On Wednesday, May 4th, 2016, California governor Jerry Brown signed a plethora of bills that moved the legal age for tobacco from 18 to 21 years old and classified vapor products as tobacco. These laws went into effect on Thursday, June 9th. There are two sides to any issue, however, and both have very strong opinions about these new bills.
Many people lament the dangers of youth addiction to tobacco, which can lead to diseases like cancer and heart disease. According to a study by the Center for Disease Control, about 23% of high schoolers use a tobacco product of some sort. Many of these students go on to struggle with addiction and disease. These concerns are what have created the impetus for a bill that raises the legal tobacco age.
“No one expects to get cancer when they start using tobacco, especially not an 18 year old teen whose just been given more freedom. Cancer is such a terrible disease… It’s simply unreasonable to give an 18 year old a choice that could lead to cancer and other health problems down the road,” BHS junior Kailey Nichols said.
There are others who support these new bills because they also raise the legal of e-cigarettes use to twenty one.
E-cigarettes have been a space of hot debate ever since their rise to popularity. Some argue that E-cigarettes should be considered tobacco and others argue that these E- cigarettes are a healthier alternative to tobacco.
It is known that E- cigarettes do not contain tobacco. However, they do contain nicotine, which is found within tobacco. It is the chemical in tobacco that provides a temporary, pleasurable (and addicting) effect. E- cigarettes are made by taking this nicotine and mixing it with other additives and flavors. The science behind E- cigarettes’ effects on the body are inconclusive, to say the least. Currently, there is no scientific research that shows a correlation between nicotine and diseases like cancer. However, various chemical compounds that do cause disease, like “formaldehyde” and “diacetyl” have been found in E- Cigarettes. It is generally accepted that E- cigarettes are safer than cigarettes: to what degree, however, is what is under question.
“To me, it’s another brilliant ploy from big tobacco that’s going to get students addicted. And right now, there’s not a ton of research either way, and they just have no idea how it’s [vape drugs] are going to impact you at all,” BHS health teacher Mrs. Carter said.
Whatever the case may be, California legislators have decided that E- cigarettes are are in the same category as tobacco.
This new law has its critics. Some people believe that while raising the smoking age is theoretically a good practice, it may not solve the issue of teenage tobacco use.

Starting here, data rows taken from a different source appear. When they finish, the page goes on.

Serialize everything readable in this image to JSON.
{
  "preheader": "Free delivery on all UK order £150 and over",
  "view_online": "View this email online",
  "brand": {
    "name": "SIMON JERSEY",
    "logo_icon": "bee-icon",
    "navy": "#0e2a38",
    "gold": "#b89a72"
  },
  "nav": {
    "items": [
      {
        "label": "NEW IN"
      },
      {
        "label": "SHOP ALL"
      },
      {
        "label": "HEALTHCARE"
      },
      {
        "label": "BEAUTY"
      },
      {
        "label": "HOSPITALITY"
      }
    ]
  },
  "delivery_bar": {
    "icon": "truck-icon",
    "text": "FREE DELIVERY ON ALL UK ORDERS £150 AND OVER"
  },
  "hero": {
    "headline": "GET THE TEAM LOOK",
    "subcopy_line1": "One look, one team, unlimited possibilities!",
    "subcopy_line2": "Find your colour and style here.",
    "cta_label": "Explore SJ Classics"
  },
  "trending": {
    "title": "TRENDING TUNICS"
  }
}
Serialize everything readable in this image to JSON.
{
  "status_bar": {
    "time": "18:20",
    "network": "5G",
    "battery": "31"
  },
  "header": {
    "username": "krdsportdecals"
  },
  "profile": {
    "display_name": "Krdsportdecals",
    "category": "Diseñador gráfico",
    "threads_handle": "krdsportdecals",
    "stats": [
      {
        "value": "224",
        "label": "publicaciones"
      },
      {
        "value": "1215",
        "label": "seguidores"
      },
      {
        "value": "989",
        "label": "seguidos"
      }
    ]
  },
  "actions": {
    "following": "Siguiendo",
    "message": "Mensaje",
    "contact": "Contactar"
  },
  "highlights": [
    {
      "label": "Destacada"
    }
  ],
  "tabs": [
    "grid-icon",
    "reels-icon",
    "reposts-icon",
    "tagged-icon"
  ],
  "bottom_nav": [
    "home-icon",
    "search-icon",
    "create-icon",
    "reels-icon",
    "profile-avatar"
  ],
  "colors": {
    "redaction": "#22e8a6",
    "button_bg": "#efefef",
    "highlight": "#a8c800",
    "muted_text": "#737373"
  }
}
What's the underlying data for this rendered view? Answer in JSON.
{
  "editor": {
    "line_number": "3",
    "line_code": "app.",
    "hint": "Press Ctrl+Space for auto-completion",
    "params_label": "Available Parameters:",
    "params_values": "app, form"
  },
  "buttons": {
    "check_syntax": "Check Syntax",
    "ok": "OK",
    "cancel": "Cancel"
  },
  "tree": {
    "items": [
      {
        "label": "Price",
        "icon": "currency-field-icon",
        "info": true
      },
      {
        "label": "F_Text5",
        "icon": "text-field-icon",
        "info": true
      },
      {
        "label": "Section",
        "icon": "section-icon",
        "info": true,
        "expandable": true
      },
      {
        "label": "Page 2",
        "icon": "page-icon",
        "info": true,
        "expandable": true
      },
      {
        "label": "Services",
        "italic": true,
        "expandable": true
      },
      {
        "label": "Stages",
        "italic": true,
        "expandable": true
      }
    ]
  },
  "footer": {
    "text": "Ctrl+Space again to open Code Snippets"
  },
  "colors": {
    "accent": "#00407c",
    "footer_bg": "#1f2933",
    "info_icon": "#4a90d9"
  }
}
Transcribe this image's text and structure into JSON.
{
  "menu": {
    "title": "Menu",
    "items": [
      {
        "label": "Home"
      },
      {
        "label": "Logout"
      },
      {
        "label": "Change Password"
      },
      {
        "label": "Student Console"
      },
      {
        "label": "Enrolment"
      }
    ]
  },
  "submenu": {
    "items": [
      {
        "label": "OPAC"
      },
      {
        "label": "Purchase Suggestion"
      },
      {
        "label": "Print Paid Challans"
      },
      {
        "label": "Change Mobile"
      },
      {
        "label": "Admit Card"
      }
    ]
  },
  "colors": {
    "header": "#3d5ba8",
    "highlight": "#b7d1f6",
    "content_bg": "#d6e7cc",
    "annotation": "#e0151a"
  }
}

For example, an opinion article by Mike Males of the Los Angeles Times explored why he believed this new law is impractical. He mentions that there is no scientific evidence to prove that raising the tobacco age would actually discourage teens from using tobacco. He also mentions a very interesting point- that tobacco usage by teens has actually been dropping in the United States, and California especially. This implores us to ask the question: how much influence would this law really make?
There are people at BHS with similar questions.
“Raising the tobacco age is something that sounds very beneficial on paper… But in practice, I think there is a possibility that raising the tobacco age might actually increase teen use. I know, and I believe many others know, that many teens have a knack for rebellion. Making tobacco illegal might give it an extra thrill that could make it more appealing. Why not preserve the status quo?” senior David Craig said.
Others believe that even with this law, teenagers will still be able to get tobacco illicitly.
“It certainly will make it harder for teens to purchase such products at a convenience store, however, they can just have their guardian or legal friend to buy the tobacco for them and still use it afterward. You can see this issue now… even though marijuana and other drugs are illegal, students still find ways to get them,” senior Brandon Chen said.
Some also critique the re-classification of vaping products as tobacco. They believe that there are always going to be people who want to smoke. For those people, vaping may perhaps offer a healthier alternative.
This coming year, as this bill is implemented, it will be very important to observe how teenage smoking rates change, if at all. This will allow us to see whether or not these new bills are effective and whether revisions will be necessary for the future.